Is it because we live on this side of the Enlightenment, having put aside superstitions and religious mysticism and instead espoused supposed rational and scientific thought? Is this something even Christians read in the gospels yet gloss over because it’s all too strange?
You’ve probably figured out by now that I’m a huge fan of Seinfeld. One of the funniest episodes is from an earlier season when Jerry, George, and Elaine spend the entire show waiting for a table at a Chinese restaurant. As their wait drags on, they keep asking the host how long until they’ll be seated. “Oh, five, ten minutes” is his reply every time.
Probably the most difficult thing about understanding prophecy (and thus reading the book of Revelation) is confusion about time. What is past tense, present, future? God exists outside of time, something that’s difficult for us to grasp, because we are enslaved to the clock. Therefore, visions into the spirit realm are fuzzy and difficult to nail down specific time spans. It’s like dreaming while you sleep. How long does a dream usually last?

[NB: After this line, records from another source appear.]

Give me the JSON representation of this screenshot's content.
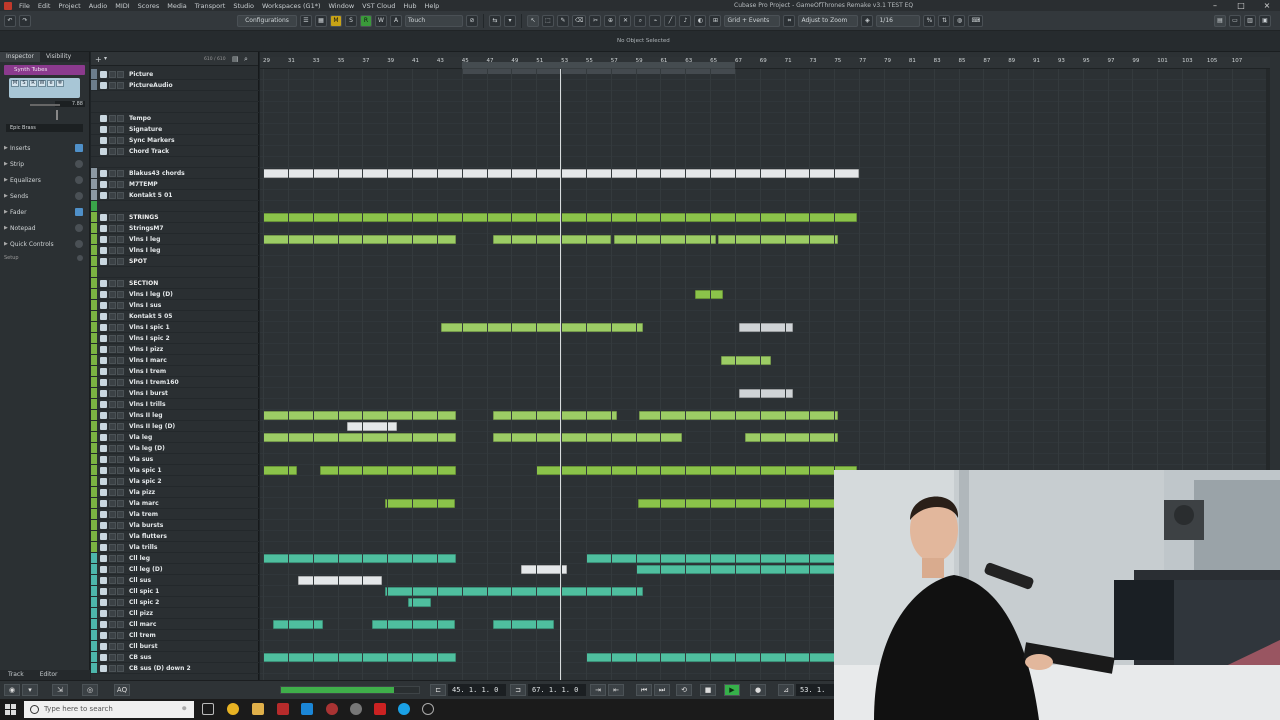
{
  "window": {
    "title": "Cubase Pro Project - GameOfThrones Remake v3.1 TEST EQ",
    "menu": [
      "File",
      "Edit",
      "Project",
      "Audio",
      "MIDI",
      "Scores",
      "Media",
      "Transport",
      "Studio",
      "Workspaces (G1*)",
      "Window",
      "VST Cloud",
      "Hub",
      "Help"
    ]
  },
  "toolbar": {
    "configurations": "Configurations",
    "m_label": "M",
    "s_label": "S",
    "r_label": "R",
    "w_label": "W",
    "a_label": "A",
    "automation_mode": "Touch",
    "snap_type": "Grid + Events",
    "zoom_mode": "Adjust to Zoom",
    "quantize": "1/16"
  },
  "status": {
    "selection": "No Object Selected"
  },
  "inspector": {
    "tabs": [
      "Inspector",
      "Visibility"
    ],
    "track_name": "Synth Tubes",
    "preset": "Epic Brass",
    "volume": "7.88",
    "sections": [
      "Inserts",
      "Strip",
      "Equalizers",
      "Sends",
      "Fader",
      "Notepad",
      "Quick Controls"
    ],
    "setup": "Setup",
    "bottom_tabs": [
      "Track",
      "Editor"
    ]
  },
  "tracklist": {
    "count": "610 / 610",
    "tracks": [
      {
        "name": "Picture",
        "color": "#6c7d8c",
        "kind": "video"
      },
      {
        "name": "PictureAudio",
        "color": "#6c7d8c",
        "kind": "audio"
      },
      {
        "name": "",
        "color": "#2a2f32",
        "kind": "empty"
      },
      {
        "name": "",
        "color": "#2a2f32",
        "kind": "empty"
      },
      {
        "name": "Tempo",
        "color": "#2a2f32",
        "kind": "tempo"
      },
      {
        "name": "Signature",
        "color": "#2a2f32",
        "kind": "signature"
      },
      {
        "name": "Sync Markers",
        "color": "#2a2f32",
        "kind": "marker"
      },
      {
        "name": "Chord Track",
        "color": "#2a2f32",
        "kind": "chord"
      },
      {
        "name": "",
        "color": "#2a2f32",
        "kind": "empty"
      },
      {
        "name": "Blakus43 chords",
        "color": "#8c99a3",
        "kind": "instrument"
      },
      {
        "name": "M7TEMP",
        "color": "#8c99a3",
        "kind": "instrument"
      },
      {
        "name": "Kontakt 5 01",
        "color": "#8c99a3",
        "kind": "instrument"
      },
      {
        "name": "",
        "color": "#3aa54a",
        "kind": "empty"
      },
      {
        "name": "STRINGS",
        "color": "#7cb342",
        "kind": "folder"
      },
      {
        "name": "StringsM7",
        "color": "#7cb342",
        "kind": "instrument"
      },
      {
        "name": "Vlns I leg",
        "color": "#7cb342",
        "kind": "instrument"
      },
      {
        "name": "Vlns I leg",
        "color": "#7cb342",
        "kind": "instrument"
      },
      {
        "name": "SPOT",
        "color": "#7cb342",
        "kind": "folder"
      },
      {
        "name": "",
        "color": "#7cb342",
        "kind": "empty"
      },
      {
        "name": "SECTION",
        "color": "#7cb342",
        "kind": "folder"
      },
      {
        "name": "Vlns I leg (D)",
        "color": "#7cb342",
        "kind": "instrument"
      },
      {
        "name": "Vlns I sus",
        "color": "#7cb342",
        "kind": "instrument"
      },
      {
        "name": "Kontakt 5 05",
        "color": "#7cb342",
        "kind": "instrument"
      },
      {
        "name": "Vlns I spic 1",
        "color": "#7cb342",
        "kind": "instrument"
      },
      {
        "name": "Vlns I spic 2",
        "color": "#7cb342",
        "kind": "instrument"
      },
      {
        "name": "Vlns I pizz",
        "color": "#7cb342",
        "kind": "instrument"
      },
      {
        "name": "Vlns I marc",
        "color": "#7cb342",
        "kind": "instrument"
      },
      {
        "name": "Vlns I trem",
        "color": "#7cb342",
        "kind": "instrument"
      },
      {
        "name": "Vlns I trem160",
        "color": "#7cb342",
        "kind": "instrument"
      },
      {
        "name": "Vlns I burst",
        "color": "#7cb342",
        "kind": "instrument"
      },
      {
        "name": "Vlns I trills",
        "color": "#7cb342",
        "kind": "instrument"
      },
      {
        "name": "Vlns II leg",
        "color": "#7cb342",
        "kind": "instrument"
      },
      {
        "name": "Vlns II leg (D)",
        "color": "#7cb342",
        "kind": "instrument"
      },
      {
        "name": "Vla leg",
        "color": "#7cb342",
        "kind": "instrument"
      },
      {
        "name": "Vla leg (D)",
        "color": "#7cb342",
        "kind": "instrument"
      },
      {
        "name": "Vla sus",
        "color": "#7cb342",
        "kind": "instrument"
      },
      {
        "name": "Vla spic 1",
        "color": "#7cb342",
        "kind": "instrument"
      },
      {
        "name": "Vla spic 2",
        "color": "#7cb342",
        "kind": "instrument"
      },
      {
        "name": "Vla pizz",
        "color": "#7cb342",
        "kind": "instrument"
      },
      {
        "name": "Vla marc",
        "color": "#7cb342",
        "kind": "instrument"
      },
      {
        "name": "Vla trem",
        "color": "#7cb342",
        "kind": "instrument"
      },
      {
        "name": "Vla bursts",
        "color": "#7cb342",
        "kind": "instrument"
      },
      {
        "name": "Vla flutters",
        "color": "#7cb342",
        "kind": "instrument"
      },
      {
        "name": "Vla trills",
        "color": "#7cb342",
        "kind": "instrument"
      },
      {
        "name": "Cll leg",
        "color": "#4db6ac",
        "kind": "instrument"
      },
      {
        "name": "Cll leg (D)",
        "color": "#4db6ac",
        "kind": "instrument"
      },
      {
        "name": "Cll sus",
        "color": "#4db6ac",
        "kind": "instrument"
      },
      {
        "name": "Cll spic 1",
        "color": "#4db6ac",
        "kind": "instrument"
      },
      {
        "name": "Cll spic 2",
        "color": "#4db6ac",
        "kind": "instrument"
      },
      {
        "name": "Cll pizz",
        "color": "#4db6ac",
        "kind": "instrument"
      },
      {
        "name": "Cll marc",
        "color": "#4db6ac",
        "kind": "instrument"
      },
      {
        "name": "Cll trem",
        "color": "#4db6ac",
        "kind": "instrument"
      },
      {
        "name": "Cll burst",
        "color": "#4db6ac",
        "kind": "instrument"
      },
      {
        "name": "CB sus",
        "color": "#4db6ac",
        "kind": "instrument"
      },
      {
        "name": "CB sus (D) down 2",
        "color": "#4db6ac",
        "kind": "instrument"
      }
    ]
  },
  "ruler": {
    "bars": [
      "29",
      "31",
      "33",
      "35",
      "37",
      "39",
      "41",
      "43",
      "45",
      "47",
      "49",
      "51",
      "53",
      "55",
      "57",
      "59",
      "61",
      "63",
      "65",
      "67",
      "69",
      "71",
      "73",
      "75",
      "77",
      "79",
      "81",
      "83",
      "85",
      "87",
      "89",
      "91",
      "93",
      "95",
      "97",
      "99",
      "101",
      "103",
      "105",
      "107"
    ]
  },
  "arrangement": {
    "parts": [
      {
        "lane": 9,
        "start": 29,
        "end": 77.0,
        "style": "white"
      },
      {
        "lane": 13,
        "start": 29,
        "end": 76.8,
        "style": "green"
      },
      {
        "lane": 15,
        "start": 29,
        "end": 44.5,
        "style": "lightgreen"
      },
      {
        "lane": 15,
        "start": 47.5,
        "end": 57.0,
        "style": "lightgreen"
      },
      {
        "lane": 15,
        "start": 57.3,
        "end": 65.5,
        "style": "lightgreen"
      },
      {
        "lane": 15,
        "start": 65.6,
        "end": 75.3,
        "style": "lightgreen"
      },
      {
        "lane": 20,
        "start": 63.8,
        "end": 66.0,
        "style": "green"
      },
      {
        "lane": 23,
        "start": 43.3,
        "end": 59.6,
        "style": "lightgreen"
      },
      {
        "lane": 23,
        "start": 67.3,
        "end": 71.7,
        "style": "gray"
      },
      {
        "lane": 26,
        "start": 65.9,
        "end": 69.9,
        "style": "lightgreen"
      },
      {
        "lane": 29,
        "start": 67.3,
        "end": 71.7,
        "style": "gray"
      },
      {
        "lane": 31,
        "start": 29,
        "end": 44.5,
        "style": "lightgreen"
      },
      {
        "lane": 31,
        "start": 47.5,
        "end": 57.5,
        "style": "lightgreen"
      },
      {
        "lane": 31,
        "start": 59.3,
        "end": 75.3,
        "style": "lightgreen"
      },
      {
        "lane": 32,
        "start": 35.8,
        "end": 39.8,
        "style": "white"
      },
      {
        "lane": 33,
        "start": 29,
        "end": 44.5,
        "style": "lightgreen"
      },
      {
        "lane": 33,
        "start": 47.5,
        "end": 62.7,
        "style": "lightgreen"
      },
      {
        "lane": 33,
        "start": 67.8,
        "end": 75.3,
        "style": "lightgreen"
      },
      {
        "lane": 36,
        "start": 29,
        "end": 31.7,
        "style": "green"
      },
      {
        "lane": 36,
        "start": 33.6,
        "end": 44.5,
        "style": "green"
      },
      {
        "lane": 36,
        "start": 51.0,
        "end": 76.8,
        "style": "green"
      },
      {
        "lane": 39,
        "start": 38.8,
        "end": 44.5,
        "style": "green"
      },
      {
        "lane": 39,
        "start": 59.2,
        "end": 77.5,
        "style": "green"
      },
      {
        "lane": 44,
        "start": 29,
        "end": 44.5,
        "style": "teal"
      },
      {
        "lane": 44,
        "start": 55.0,
        "end": 77.5,
        "style": "teal"
      },
      {
        "lane": 45,
        "start": 49.8,
        "end": 53.5,
        "style": "white"
      },
      {
        "lane": 45,
        "start": 59.0,
        "end": 77.5,
        "style": "teal"
      },
      {
        "lane": 46,
        "start": 31.8,
        "end": 38.6,
        "style": "white"
      },
      {
        "lane": 47,
        "start": 38.8,
        "end": 59.6,
        "style": "teal"
      },
      {
        "lane": 48,
        "start": 40.7,
        "end": 42.5,
        "style": "teal"
      },
      {
        "lane": 50,
        "start": 29.8,
        "end": 33.8,
        "style": "teal"
      },
      {
        "lane": 50,
        "start": 37.8,
        "end": 44.5,
        "style": "teal"
      },
      {
        "lane": 50,
        "start": 47.5,
        "end": 52.4,
        "style": "teal"
      },
      {
        "lane": 53,
        "start": 29,
        "end": 44.5,
        "style": "teal"
      },
      {
        "lane": 53,
        "start": 55.0,
        "end": 77.5,
        "style": "teal"
      }
    ],
    "playhead_bar": 52.9
  },
  "transport": {
    "left_locator": "45. 1. 1.   0",
    "right_locator": "67. 1. 1.   0",
    "position": "53. 1. 1",
    "progress": 0.82
  },
  "taskbar": {
    "search_placeholder": "Type here to search"
  },
  "colors": {
    "accent_green": "#8bc34a",
    "accent_teal": "#4fbf9f",
    "play_green": "#36b04a",
    "record_red": "#c0392b"
  }
}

Several years ago at the church I served at in Toledo, we presented a short Christmas teaching series that I think may have been called “The Invasion.” I’d like to sort of recycle that series here this week in the hope that it will prepare us for Christmas, not the Santa Claus and elves one nor even the one represented in the crèches most Christians set up in our homes. No, another view of the Nativity.